Wednesday, March 4, 2015

A.E. van Vogt's "The Violent Male"



Back in the early 1950's the science-fiction writer A.E. van Vogt conceived of what he called "The Violent Male." In essence it was the man who thinks he is always right and can tolerate no dissent. This type of man, although they may think the human race is no better than an animal or insect, always think of themselves as gods.

He mentioned such people as Stalin and Hitler as some of the worst examples. They were capable of such destruction because they gained political power.

Colin Wilson picked up on van Vogt's idea, wrote a novel about it called The Killer, and mentioned the concept in some of his other books.

Both van Vogt and Wilson are correct in what they noticed, yet I would find it odd had these types of men have not been noticed for thousands of years. I believe they have.

As far back as the Old Testament these kinds of men were afflicted with Pride, as in "Pride goes before destruction, and a haughty spirit before a fall." Not surprisingly both van Vogt and Wilson noticed these men tended to destroy not only themselves but many others.

The ancient Greeks also noticed the character of these men. They considered them afflicted with Hubris -- the god of arrogance, lack of restraint, insolence and wanton violence, which is followed by Nemesis, the goddess of fate and revenge.

Wilson writes of these men: "Essential here is that the 'Right Man' must always have his way and is afraid of losing face above all ('How dare you talk to me this way?'): anything that might be an indication of his infallibility or erroneous ways, something that he can never admit."

"Losing face" means these men are motivated not by guilt (of which they have little if any) but instead by shame. And shame and humilation, as the psychiatrist James Gilligan has noticed, is what motivates murderers -- as is shown in one of the oldest stories in the West: that of Cain and Abel.

The Violent Man is always a scapegoater: i.e., he always blames his problems on someone else. He projects his own problems on them; they are the cause of his discomfort. And as M. Scott Peck noticed, "Scapegoating is the genesis of human evil."
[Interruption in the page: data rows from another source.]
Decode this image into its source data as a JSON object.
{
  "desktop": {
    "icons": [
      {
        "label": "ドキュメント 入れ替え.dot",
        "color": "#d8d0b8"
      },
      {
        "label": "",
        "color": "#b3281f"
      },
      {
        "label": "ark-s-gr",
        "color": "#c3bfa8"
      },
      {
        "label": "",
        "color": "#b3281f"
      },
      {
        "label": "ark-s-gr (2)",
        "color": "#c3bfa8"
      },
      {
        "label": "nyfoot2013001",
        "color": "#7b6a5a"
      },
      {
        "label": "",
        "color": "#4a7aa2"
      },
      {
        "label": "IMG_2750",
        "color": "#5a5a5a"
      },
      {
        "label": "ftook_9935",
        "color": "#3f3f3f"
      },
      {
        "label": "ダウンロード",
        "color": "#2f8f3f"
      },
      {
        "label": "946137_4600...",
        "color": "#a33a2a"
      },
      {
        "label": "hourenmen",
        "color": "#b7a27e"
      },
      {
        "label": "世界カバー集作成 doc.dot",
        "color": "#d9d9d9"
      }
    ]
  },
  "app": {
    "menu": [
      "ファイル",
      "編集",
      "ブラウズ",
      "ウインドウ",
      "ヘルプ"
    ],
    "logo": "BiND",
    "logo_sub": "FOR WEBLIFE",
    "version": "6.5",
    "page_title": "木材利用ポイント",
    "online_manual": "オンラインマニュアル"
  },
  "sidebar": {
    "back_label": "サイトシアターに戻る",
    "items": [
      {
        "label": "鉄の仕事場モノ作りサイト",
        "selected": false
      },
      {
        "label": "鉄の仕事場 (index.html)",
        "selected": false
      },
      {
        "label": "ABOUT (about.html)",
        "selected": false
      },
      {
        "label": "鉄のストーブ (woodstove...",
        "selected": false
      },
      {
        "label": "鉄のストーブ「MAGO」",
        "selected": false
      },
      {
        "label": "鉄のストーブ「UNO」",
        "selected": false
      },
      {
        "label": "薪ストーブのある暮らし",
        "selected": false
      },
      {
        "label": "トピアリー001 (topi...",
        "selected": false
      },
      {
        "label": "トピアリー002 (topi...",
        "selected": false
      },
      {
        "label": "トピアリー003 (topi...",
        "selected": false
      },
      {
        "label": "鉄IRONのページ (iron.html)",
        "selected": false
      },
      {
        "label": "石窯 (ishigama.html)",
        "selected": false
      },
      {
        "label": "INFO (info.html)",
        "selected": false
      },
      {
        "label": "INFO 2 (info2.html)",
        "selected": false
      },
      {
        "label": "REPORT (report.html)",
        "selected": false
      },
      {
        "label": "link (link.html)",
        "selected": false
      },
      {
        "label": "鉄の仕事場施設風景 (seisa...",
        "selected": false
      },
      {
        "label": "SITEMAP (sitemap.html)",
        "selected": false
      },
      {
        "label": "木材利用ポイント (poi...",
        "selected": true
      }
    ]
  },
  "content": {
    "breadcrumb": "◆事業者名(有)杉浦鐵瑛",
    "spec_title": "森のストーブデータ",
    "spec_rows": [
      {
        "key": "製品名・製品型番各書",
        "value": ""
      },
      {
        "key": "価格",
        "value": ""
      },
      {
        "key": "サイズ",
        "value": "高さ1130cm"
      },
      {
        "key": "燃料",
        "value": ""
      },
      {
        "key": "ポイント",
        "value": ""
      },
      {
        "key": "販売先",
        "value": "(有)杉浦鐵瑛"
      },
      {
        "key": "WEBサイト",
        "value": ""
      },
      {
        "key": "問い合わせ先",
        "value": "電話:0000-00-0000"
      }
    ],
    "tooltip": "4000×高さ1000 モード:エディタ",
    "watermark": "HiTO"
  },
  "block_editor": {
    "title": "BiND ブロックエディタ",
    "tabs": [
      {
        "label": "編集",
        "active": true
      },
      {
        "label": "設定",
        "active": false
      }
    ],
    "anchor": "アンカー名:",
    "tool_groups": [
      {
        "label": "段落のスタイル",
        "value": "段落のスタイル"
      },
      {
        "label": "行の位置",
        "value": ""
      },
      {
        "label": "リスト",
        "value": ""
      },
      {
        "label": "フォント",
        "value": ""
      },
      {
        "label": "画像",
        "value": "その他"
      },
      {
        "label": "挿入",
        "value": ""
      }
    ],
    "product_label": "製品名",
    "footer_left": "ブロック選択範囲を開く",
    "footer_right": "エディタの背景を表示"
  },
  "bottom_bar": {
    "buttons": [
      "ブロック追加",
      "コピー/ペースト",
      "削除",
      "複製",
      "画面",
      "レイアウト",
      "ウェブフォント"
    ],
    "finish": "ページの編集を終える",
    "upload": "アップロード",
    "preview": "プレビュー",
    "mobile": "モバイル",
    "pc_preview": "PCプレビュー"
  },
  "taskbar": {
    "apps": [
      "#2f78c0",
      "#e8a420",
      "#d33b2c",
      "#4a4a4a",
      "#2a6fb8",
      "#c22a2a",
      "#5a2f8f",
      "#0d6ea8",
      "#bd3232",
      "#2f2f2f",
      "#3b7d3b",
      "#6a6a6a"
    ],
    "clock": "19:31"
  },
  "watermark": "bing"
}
Every political ideology that I am familiar with is based on splitting things into all-good or all-bad, on scapegoating, on the belief in always being right. Whether it is Marxism or Nazism or Republians and Democrats, it is all based on avoiding shame and humiliation and destroying those who oppose its "rightness."

Not surprisingly, this is one of the reasons why politics will never solves any problems, not when we see yourself as absolutely right and your opponents as evil.

As Gary Gibson writes, "Politics...thrives by amplifying divisions, creating social friction within and war without."

Unfortunately, these days, long after van Vogt wrote his book, we're getting women like this.

2 comments:

Anonymous said...

"Unfortunately, these days, long after van Vogt wrote his book, we're getting women like this."

@Bob: I do not understand what you're getting at with this last statement.

Bob Wallace said...

Feminism, which has infected women who say they are not feminists, is based on women good, men bad. And this does terrible violence men, and to women, although many of the latter can't see it and therefore can't admit it.